So what's to be done?

Returning to the idea of the school having an immune system, think about eliminating some of the "antibodies." Competition may not make adoption of technology urgent but developing our students into creative, inquisitive learners should be all the urgency we need. Recognizing that any change is likely to be slow, here are some suggestions for a principal or curriculum director to defeat the school's immunity to the changes for which technology can be the catalyst:

1. Build a culture of learning among the teachers. Start a book club; reward the volunteer work that teachers are forever doing around the school with some token that is a compliment and a challenge, like a gift of a professional book which you have read (not a gift certificate!). Keep a supply of these in your office for this purpose.

2. Celebrate the ingenuity and creativity of teachers in their classrooms. Visit classes not to judge but to learn. Publicly commend them in an email that is copied to all faculty. Don't have an email system in the school? Get one.

3. Drop the professional development days and substitute half days, and design creative ways to use these times, perhaps with smaller groups or departments. These could center on a video of one of the teachers doing an excellent class, using technology.

4. Note faculty achievements, like recognition they've received outside of school, or that they have had a letter to the editor or an opinion piece published.

5. Have and use personal accounts at LinkedIn, MySpace, FaceBook, Twitter, Audible and eBay.

6. Identify the resistors, luddites and naysayers, and keep them closer than the great integrators. Pay special attention to them so that you can reward any step forward they might make. But clarify expectations and the time period in which these expectations should be met.



Joe Hofmeister is a highly experienced educational technology consultant. He has particularly been involved with schools that are either starting a 1-to-1 program or that find themselves needing to get their laptop learning program back into high gear. As long-term technology director at Cincinnati Country Day School, he led the school's pioneering efforts with one of the nation's first immersions into a laptop program. Joe has spoken at many conferences and seminars and has been on advisory boards at Apple, Microsoft, Toshiba and the Bertelsmann Foundation. He has co-authored eight books for classroom integration of technology and has contributed chapters and articles to a number of other publications. Along with serving as an AALF consultant and coach, he is presently a member of the NAIS Technology Task Force and recently was invited to take part in Ohio's Institute on Creativity and Innovation in Schools. He can be reached at: joe.hofmeister@mindtoolsconsulting.com
January 14th, 2010 @ 1:14PM


Comments
 
True
I think you are correct Joe about, "Identify the resistors, luddites and naysayers, and keep them closer than the great integrators." I can back you up on this. It is not always the early adopters who win people over. It is more often the respected teachers and key underground movers and shakers on staff.
Posted By: Charlie O'Sullivan on January 17th, 2010 @ 3:23PM
 
Disrupting Class
An analogy might be to look at other professions - if one doctor is trained in a new procedure then the practice of that new procedure will spread from doctor to doctor. (But not any doctor I would want to treat me!)

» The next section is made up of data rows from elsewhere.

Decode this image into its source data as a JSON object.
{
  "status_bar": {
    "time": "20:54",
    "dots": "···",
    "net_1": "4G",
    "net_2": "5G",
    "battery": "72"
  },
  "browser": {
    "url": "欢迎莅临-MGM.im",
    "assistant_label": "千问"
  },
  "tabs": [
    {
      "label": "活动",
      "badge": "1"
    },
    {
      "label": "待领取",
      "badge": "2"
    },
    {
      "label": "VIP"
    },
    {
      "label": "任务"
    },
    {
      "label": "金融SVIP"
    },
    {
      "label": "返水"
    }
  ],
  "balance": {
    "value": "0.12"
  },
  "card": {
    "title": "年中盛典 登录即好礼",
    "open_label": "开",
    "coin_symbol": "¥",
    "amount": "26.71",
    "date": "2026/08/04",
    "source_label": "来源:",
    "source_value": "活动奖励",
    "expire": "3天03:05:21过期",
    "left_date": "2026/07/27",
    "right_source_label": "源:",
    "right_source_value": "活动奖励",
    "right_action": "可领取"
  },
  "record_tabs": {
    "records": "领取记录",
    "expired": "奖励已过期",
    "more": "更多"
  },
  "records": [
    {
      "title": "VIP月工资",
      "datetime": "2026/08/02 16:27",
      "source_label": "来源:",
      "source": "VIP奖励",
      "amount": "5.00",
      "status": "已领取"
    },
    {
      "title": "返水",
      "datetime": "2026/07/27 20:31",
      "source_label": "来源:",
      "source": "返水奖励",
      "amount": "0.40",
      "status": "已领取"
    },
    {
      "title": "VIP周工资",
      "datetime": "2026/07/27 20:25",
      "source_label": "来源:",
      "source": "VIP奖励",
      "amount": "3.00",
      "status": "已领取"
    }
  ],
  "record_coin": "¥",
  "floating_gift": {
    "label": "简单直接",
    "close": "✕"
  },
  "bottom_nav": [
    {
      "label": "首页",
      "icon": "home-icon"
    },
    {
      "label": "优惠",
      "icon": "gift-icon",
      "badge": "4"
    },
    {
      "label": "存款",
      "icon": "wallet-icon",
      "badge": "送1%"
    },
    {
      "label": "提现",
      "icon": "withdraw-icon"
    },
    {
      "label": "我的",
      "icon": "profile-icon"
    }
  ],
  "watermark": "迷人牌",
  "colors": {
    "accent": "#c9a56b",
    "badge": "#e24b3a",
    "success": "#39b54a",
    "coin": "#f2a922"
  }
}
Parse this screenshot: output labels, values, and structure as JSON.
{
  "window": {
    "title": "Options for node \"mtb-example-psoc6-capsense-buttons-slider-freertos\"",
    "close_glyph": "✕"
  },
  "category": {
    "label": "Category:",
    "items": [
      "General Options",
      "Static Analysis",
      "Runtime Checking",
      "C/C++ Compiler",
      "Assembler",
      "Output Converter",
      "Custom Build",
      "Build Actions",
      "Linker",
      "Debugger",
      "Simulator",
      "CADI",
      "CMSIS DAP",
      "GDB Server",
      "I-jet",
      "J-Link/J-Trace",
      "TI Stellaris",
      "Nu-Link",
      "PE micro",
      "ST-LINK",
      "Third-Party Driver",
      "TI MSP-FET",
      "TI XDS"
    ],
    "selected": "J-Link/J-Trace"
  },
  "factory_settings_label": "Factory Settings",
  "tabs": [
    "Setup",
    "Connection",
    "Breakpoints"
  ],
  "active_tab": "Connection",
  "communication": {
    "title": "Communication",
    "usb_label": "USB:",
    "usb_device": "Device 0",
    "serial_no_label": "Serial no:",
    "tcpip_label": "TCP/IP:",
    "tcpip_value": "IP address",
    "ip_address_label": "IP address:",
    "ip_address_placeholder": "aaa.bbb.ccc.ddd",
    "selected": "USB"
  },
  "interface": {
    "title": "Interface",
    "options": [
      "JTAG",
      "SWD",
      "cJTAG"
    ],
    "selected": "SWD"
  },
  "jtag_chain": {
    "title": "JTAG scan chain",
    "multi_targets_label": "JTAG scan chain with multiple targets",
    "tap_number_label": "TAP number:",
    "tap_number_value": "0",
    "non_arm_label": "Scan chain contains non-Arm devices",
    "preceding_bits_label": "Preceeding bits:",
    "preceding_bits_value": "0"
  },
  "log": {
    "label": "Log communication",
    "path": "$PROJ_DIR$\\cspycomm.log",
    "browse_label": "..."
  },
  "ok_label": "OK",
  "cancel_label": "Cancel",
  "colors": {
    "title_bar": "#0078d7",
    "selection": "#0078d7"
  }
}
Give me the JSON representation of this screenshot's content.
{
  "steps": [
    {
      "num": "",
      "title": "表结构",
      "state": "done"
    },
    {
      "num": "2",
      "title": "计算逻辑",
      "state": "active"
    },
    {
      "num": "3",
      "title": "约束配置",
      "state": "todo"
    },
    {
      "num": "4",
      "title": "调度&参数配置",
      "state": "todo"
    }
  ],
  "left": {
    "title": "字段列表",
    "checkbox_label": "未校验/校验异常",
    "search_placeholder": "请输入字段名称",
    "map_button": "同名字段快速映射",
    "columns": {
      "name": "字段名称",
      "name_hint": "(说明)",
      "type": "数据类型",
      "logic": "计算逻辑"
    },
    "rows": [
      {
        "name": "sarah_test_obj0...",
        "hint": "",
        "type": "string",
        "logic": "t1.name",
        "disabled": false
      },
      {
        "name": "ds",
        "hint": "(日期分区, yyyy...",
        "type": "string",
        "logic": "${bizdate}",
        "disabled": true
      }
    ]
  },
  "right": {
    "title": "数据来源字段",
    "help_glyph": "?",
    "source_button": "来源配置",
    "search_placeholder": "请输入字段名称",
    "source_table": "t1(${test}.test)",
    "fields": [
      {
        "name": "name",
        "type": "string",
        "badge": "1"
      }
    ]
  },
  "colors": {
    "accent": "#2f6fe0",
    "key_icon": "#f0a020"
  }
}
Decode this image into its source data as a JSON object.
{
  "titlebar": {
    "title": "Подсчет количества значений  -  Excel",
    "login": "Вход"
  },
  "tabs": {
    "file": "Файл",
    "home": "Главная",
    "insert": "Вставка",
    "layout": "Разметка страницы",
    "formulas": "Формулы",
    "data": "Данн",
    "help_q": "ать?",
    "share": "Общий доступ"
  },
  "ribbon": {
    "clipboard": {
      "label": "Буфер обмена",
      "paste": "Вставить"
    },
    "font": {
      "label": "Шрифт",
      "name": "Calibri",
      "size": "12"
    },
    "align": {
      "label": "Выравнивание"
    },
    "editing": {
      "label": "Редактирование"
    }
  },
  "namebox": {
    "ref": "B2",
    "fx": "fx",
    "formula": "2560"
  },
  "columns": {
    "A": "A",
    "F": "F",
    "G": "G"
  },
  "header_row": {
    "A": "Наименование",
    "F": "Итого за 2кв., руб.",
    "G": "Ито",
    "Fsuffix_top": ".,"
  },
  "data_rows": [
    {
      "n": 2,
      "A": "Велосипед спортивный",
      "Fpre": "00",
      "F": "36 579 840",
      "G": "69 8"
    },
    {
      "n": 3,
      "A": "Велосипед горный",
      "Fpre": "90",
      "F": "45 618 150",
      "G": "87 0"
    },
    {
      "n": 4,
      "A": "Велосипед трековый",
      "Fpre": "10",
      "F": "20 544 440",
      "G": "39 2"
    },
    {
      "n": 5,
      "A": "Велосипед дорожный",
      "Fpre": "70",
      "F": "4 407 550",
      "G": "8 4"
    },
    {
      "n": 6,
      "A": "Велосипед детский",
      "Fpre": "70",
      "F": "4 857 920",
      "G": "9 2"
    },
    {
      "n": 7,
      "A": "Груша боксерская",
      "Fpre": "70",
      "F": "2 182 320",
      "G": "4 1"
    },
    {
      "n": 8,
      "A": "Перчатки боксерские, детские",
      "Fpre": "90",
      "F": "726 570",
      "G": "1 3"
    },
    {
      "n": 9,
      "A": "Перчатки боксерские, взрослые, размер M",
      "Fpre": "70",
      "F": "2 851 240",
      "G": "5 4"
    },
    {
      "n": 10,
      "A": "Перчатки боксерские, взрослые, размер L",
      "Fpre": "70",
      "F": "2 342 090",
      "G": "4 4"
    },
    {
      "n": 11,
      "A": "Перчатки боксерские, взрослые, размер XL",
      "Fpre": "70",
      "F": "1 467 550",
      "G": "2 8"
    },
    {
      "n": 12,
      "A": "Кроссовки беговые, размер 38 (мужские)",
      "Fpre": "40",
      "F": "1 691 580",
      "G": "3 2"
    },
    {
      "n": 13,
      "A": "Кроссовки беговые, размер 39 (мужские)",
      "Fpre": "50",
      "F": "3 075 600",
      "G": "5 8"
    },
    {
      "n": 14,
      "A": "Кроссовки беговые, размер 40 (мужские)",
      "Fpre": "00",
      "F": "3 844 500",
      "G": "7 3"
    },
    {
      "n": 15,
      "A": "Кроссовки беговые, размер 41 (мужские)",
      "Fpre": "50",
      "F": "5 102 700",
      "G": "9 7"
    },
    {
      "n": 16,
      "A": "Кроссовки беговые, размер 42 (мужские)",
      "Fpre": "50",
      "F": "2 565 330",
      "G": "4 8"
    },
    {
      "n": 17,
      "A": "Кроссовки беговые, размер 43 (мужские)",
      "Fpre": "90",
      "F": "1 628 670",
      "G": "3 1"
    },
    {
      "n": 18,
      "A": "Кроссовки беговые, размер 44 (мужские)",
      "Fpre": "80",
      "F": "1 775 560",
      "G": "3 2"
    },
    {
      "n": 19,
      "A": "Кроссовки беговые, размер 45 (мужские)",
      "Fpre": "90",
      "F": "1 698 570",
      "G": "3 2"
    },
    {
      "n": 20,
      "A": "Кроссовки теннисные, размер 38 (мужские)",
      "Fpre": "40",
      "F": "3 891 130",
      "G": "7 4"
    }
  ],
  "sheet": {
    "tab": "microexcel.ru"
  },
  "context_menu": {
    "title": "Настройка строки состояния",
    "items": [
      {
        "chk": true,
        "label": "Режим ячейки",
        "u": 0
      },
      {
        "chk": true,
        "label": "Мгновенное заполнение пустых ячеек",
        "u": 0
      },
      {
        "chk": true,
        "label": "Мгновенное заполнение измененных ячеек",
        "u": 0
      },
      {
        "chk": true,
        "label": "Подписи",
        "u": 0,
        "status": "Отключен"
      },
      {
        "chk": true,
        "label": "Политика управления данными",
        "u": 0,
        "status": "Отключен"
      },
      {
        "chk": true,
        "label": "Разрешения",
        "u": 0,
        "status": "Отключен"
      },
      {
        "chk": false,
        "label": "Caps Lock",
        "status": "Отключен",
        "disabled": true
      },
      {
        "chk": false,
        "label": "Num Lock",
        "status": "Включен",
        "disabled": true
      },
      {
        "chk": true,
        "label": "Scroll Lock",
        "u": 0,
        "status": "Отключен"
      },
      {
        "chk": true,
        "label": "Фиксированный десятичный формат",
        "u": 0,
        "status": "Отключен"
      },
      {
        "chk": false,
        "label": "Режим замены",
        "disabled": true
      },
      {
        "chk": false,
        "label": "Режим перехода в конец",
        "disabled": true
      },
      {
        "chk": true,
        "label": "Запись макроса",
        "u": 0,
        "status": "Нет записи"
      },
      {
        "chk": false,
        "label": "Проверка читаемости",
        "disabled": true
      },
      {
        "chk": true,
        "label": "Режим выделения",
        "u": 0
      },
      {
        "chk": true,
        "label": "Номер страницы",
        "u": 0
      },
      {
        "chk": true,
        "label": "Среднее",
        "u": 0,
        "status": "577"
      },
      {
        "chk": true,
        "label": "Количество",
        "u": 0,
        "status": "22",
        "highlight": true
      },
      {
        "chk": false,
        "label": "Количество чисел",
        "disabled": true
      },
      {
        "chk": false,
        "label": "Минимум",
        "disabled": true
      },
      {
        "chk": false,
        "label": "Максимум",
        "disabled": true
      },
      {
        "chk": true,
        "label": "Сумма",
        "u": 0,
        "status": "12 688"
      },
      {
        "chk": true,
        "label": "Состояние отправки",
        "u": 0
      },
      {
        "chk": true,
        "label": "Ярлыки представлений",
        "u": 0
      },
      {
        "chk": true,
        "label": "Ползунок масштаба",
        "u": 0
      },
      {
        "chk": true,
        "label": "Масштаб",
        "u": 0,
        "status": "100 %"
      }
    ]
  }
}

Systems try to protect themselves from attempts at substantial reform; this is the theme of the book "Disrupting Class" (Clayton Christensen) which basically says that for substantive systemic change to take place, it needs to do so outside the existing structure - precisely because of those "antibodies" and all that they imply - resistance, just enough change to mollify, protection of the status quo.
Posted By: Jeff Branzburg on January 19th, 2010 @ 6:39AM